In each text, Ms Higgins appeared to be enjoying her time in Perth – working with colleagues and, at one stage, putting a local press release together.
Mr Lehrmann’s barrister Steven WhybrownSC put to Mr Dillaway that Ms Higgins sent more positive messages than negative ones.
‘I want to suggest to you that throughout this period, Ms Higgins has consistently indicated to you that she was spending time with Linda Reynolds, she was hyped, her whole life was great and things of that nature,’ he said.
Mr Dillaway said he had believed her mood was ‘up and down like the surf’ – saying she appeared ‘elated’ at times, and down at others – but he conceded the texts were likely more accurate than his recollection.
The deed also says Ms Reynolds did not engage with her at all during the election campaign, but a photo tendered to two courts showed Ms Higgins sitting next to Ms Reynolds at her birthday in Perth – wearing the same dress she alleged she was raped in.
Claims against Michaelia Cash
The document also says Ms Cash expressed the importance of ‘not talking to anyone about the [alleged] sexual assault, especially the media’.
‘Members of Minister Cash’s office, including Minister Cash herself on November 10 2020, began by ‘checking in’ on [Ms Higgins] but only out of concern that she might speak to the press.’
In court last year, Ms Cash denied knowing about any sexual assault allegations prior to February 5, 2021 – the day Ms Higgins quit her job.
Michaelia Cash and Brittany Higgins are pictured together
Prosecutor Shane Drumgold grilled her about whether she knew about the alleged rape or not, and put to her that she was denying any knowledge ‘because it would politically embarrassing’.
Ms Cash replied: ‘Absolutely not … I don’t understand the political connection to this.’
Mr Drumgold continued: ‘I’m suggesting, as early as October 2019, that Ms Higgins had a conversations about the sexual element of what she said happened to her in Senator Reynolds’ office.’
Ms Cash replied: ‘Not a sexual element.
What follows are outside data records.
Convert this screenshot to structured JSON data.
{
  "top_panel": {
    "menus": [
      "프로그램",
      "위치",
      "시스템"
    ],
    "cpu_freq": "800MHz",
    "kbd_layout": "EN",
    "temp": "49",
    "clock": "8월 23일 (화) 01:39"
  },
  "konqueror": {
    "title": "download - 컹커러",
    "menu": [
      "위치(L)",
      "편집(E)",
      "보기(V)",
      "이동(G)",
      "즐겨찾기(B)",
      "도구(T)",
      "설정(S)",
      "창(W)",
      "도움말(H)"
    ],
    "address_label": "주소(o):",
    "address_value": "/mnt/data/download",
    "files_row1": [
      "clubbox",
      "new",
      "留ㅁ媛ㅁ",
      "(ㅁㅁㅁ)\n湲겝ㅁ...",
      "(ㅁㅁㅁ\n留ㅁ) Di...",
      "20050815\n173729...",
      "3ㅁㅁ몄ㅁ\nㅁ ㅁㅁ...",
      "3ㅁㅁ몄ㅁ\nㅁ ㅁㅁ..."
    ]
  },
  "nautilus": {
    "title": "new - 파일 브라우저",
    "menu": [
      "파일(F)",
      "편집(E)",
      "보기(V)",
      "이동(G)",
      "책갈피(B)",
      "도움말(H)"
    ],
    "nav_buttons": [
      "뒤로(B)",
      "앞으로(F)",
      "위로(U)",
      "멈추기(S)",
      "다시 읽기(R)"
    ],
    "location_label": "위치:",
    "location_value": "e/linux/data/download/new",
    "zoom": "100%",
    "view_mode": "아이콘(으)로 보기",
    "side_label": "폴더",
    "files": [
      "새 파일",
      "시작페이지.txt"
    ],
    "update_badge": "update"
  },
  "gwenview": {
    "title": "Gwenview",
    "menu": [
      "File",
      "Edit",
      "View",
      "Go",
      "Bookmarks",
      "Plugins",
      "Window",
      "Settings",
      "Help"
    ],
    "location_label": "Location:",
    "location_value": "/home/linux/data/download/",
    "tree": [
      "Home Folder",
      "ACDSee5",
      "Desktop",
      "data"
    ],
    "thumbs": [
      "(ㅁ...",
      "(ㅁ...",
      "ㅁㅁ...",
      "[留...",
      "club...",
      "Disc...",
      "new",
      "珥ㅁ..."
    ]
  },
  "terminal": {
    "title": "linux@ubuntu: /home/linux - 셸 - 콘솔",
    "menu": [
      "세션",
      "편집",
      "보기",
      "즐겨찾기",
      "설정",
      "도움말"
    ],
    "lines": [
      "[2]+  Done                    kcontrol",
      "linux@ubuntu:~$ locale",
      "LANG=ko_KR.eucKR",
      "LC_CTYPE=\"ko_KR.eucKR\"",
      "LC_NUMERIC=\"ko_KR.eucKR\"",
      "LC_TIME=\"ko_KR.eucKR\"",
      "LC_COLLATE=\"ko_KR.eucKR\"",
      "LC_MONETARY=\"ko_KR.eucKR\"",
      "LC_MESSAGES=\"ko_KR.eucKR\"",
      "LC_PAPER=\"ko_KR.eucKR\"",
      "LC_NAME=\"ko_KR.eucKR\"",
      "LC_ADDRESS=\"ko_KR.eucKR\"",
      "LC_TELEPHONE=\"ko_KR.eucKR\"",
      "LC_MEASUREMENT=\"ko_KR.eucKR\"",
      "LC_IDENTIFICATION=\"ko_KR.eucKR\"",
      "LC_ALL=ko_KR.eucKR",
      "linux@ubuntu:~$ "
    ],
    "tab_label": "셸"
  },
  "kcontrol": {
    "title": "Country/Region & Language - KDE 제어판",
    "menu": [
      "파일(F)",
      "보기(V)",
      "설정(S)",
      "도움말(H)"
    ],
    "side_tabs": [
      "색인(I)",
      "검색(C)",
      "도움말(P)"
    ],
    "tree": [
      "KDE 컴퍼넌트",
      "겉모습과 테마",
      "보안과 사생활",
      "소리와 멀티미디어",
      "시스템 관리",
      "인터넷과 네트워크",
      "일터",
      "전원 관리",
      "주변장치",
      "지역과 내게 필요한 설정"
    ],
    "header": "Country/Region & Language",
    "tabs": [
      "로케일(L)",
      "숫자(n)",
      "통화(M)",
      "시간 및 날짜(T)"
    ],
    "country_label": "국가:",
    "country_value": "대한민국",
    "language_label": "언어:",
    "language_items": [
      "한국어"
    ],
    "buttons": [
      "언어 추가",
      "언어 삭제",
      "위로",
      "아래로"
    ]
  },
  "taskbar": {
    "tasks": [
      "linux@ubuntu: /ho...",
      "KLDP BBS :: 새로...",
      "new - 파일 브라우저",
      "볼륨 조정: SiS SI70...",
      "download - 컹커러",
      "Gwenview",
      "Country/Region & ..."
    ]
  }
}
The first time she mentioned that was in a conversation on February 5, 2021.’
The claim also accuses Ms Cash of telling Ms Higgins to ‘suck it up’ when she said it was difficult entering the workplace through the ministerial entrance, where she entered the building with Mr Lehrmann on the night of the alleged assault.
‘Unable to work’
The bulk of the $2.4million payment was for about 40 years worth of lost wages.
The deed says: ‘Apart from one day, the claimant has not worked since February 8, 2021.’
‘The claimant has been diagnosed as medically unfit for any form of employment and has been given a very poor prognosis for future employment.’
Daily Mail Australia previously revealed Ms Higgins landed a job at Victoria’s First People’s Assembly in February 2021 – after she quit her job in Parliament House.
It is unclear if that is included in the single day she worked after February 8, but Ms Higgins also landed a $325,000 book deal with Penguin Random House the following month.
She got an advance worth $108,000 at the time, and was promised the rest upon completion.
The book, tentatively titled #notjustadaughter, was drafted but has been shelved due to legal proceedings.